(11) The learned counsel for the respondent has invited my attention to A decision of the Punjab High Court reported in Gulshan Rai and others v. Devi Dayal. In this case also the counsel for the landlord had conceded that the tenant had complied with the requirements of the proviso and his eviction could nto be ordered on that account. Later on, it was contended that the concession was on a question of law and the party was nto bound by it. In these circumstances it was held as under:-
'THE only other thing that I wish to point out is that before the Appellate Authority on the side of the landlord it was contended that the tenant had compiled with the requirements of the proviso with regard to the tender of arrears and interest on the first heating and his eviction could nto be ordered on that ground The learned counsel for the landlord has contended that the counsel for the landlord before the Appellate Authority could nto make a concession on a question of law but did he make a concession on a question of law for a party who is entitled to a payment can always forgo that payment at the stage of the Appellate Authority the side of the landlord was no longer wanting the payment of the costs then the,ground of eviction for non-compliance with the proviso to section 13 (2) (i) ceased to exist and as much was conceded before the Appellate Authority.'

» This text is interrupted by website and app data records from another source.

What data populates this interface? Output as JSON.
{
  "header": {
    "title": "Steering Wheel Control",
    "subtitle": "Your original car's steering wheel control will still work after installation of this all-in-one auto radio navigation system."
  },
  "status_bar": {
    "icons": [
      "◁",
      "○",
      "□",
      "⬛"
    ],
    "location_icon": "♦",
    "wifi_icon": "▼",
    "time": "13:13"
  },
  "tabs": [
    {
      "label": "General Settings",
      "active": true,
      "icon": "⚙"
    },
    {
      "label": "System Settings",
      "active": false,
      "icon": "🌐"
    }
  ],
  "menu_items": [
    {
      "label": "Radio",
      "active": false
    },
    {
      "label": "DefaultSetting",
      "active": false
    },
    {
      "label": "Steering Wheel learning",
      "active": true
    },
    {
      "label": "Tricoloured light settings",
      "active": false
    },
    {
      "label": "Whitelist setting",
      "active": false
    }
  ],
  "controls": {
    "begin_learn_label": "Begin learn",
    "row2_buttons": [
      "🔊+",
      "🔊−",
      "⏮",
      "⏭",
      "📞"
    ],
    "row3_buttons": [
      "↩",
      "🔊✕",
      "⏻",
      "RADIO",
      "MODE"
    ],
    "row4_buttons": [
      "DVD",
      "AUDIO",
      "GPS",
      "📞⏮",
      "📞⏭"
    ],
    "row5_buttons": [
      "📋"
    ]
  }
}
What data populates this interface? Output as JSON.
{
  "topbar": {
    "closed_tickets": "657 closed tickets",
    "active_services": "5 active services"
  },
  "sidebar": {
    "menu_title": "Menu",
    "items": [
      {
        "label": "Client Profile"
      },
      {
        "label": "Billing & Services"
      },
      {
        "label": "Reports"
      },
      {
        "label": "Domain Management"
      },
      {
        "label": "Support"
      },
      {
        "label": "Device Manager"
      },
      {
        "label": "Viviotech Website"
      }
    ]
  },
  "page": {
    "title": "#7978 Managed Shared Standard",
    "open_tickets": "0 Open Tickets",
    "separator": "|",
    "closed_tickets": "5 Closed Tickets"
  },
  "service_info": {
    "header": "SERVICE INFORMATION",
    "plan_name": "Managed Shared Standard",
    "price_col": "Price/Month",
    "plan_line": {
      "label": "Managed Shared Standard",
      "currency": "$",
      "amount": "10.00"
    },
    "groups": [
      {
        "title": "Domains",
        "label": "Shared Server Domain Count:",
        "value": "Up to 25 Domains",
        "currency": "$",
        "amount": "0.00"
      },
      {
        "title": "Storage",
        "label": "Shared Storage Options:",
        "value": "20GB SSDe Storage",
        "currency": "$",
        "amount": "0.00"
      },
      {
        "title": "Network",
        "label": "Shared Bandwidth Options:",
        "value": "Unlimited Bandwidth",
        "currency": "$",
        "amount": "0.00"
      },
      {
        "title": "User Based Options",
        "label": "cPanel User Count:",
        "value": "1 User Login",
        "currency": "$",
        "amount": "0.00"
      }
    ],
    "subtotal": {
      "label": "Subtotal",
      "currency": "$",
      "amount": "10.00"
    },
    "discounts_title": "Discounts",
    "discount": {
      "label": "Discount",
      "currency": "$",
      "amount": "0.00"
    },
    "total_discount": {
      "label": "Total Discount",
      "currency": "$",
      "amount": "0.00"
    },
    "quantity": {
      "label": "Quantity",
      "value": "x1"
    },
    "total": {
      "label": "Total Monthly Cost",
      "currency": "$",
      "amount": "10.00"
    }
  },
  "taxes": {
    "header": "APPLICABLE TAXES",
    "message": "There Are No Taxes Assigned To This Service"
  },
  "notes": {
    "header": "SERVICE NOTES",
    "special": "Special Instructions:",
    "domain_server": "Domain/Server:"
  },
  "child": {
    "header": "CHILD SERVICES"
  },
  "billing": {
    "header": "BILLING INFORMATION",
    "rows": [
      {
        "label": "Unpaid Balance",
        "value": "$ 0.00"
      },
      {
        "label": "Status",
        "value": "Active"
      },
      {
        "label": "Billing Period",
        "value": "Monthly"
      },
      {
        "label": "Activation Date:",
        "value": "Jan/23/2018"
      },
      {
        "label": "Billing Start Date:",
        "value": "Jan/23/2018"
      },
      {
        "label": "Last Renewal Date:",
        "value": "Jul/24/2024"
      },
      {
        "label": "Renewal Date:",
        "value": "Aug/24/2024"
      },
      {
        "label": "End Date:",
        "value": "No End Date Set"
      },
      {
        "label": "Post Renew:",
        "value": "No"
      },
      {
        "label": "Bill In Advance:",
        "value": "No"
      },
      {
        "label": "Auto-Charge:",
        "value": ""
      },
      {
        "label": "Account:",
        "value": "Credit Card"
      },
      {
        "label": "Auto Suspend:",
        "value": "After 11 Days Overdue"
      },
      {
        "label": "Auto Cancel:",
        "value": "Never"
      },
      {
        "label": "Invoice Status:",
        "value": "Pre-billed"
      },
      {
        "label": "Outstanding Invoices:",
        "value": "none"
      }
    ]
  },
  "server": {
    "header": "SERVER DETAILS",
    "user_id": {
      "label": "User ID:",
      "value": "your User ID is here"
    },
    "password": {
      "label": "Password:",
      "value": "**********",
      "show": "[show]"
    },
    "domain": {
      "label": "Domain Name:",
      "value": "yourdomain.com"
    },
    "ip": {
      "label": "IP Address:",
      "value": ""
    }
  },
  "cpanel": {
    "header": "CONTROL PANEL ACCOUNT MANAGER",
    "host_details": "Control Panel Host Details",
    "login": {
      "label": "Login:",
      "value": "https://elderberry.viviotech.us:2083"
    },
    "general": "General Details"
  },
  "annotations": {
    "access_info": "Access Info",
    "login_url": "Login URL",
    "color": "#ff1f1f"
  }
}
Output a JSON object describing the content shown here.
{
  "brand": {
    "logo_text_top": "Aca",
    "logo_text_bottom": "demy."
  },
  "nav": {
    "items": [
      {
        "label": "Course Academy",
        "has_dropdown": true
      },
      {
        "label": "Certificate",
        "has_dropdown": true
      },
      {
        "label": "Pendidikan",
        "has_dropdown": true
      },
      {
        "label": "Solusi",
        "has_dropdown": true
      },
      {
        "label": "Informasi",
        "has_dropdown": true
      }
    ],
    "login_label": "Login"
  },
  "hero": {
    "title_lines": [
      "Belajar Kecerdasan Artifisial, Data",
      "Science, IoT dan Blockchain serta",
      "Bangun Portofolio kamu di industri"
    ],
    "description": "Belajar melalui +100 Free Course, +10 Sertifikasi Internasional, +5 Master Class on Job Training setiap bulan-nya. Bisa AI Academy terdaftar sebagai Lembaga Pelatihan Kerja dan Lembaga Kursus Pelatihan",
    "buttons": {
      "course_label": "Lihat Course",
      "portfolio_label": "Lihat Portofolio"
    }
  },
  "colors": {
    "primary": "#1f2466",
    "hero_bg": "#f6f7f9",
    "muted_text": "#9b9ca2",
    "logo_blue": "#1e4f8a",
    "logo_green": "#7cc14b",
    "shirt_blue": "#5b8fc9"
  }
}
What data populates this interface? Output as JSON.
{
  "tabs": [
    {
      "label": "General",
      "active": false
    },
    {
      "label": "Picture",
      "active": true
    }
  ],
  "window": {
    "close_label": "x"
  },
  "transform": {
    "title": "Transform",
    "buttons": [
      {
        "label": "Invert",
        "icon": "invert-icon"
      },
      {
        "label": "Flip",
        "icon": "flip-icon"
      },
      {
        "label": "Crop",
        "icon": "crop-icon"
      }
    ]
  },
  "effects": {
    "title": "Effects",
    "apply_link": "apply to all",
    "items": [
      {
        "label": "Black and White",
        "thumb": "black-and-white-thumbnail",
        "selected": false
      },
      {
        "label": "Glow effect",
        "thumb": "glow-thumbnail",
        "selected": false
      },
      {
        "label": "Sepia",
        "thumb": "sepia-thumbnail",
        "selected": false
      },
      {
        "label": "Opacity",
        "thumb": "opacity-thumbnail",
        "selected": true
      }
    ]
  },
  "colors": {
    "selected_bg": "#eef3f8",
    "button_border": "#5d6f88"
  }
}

(12) In my opinion the Appellate Authority was right in holding that the payment made by the tenant and accepted by. the landlord was a valid payment in terms of section 13 (2) (i) and once the landlord had given up this ground of ejectment, the Rent Controller was justified in nto framing any issue on that aspect, The result is that this revision fails and is dismissed with costs.